--- Material provided Enclosed Below ---

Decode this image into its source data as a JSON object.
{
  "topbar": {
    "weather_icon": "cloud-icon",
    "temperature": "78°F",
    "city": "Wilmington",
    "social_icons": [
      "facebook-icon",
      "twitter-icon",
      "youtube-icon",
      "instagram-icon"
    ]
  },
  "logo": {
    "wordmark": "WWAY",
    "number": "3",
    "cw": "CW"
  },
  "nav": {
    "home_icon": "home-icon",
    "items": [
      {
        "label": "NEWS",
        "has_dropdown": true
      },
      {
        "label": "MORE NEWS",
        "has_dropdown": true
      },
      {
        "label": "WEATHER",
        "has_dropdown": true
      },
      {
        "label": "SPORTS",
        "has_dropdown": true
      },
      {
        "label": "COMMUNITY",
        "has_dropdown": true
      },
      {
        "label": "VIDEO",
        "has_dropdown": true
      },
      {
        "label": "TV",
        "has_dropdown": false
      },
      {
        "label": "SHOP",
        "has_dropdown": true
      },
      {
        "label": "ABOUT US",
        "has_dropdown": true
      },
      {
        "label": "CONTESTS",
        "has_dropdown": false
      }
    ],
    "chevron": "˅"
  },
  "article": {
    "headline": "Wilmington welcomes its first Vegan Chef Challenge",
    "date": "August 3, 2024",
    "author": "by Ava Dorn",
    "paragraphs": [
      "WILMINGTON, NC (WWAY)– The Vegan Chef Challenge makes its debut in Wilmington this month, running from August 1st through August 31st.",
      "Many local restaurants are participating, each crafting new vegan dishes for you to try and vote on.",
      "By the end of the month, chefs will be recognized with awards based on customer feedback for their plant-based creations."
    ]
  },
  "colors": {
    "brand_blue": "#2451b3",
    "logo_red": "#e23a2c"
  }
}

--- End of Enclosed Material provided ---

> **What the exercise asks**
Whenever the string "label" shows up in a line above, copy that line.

> **The completed task**
        "label": "NEWS",
        "label": "MORE NEWS",
        "label": "WEATHER",
        "label": "SPORTS",
        "label": "COMMUNITY",
        "label": "VIDEO",
        "label": "TV",
        "label": "SHOP",
        "label": "ABOUT US",
        "label": "CONTESTS",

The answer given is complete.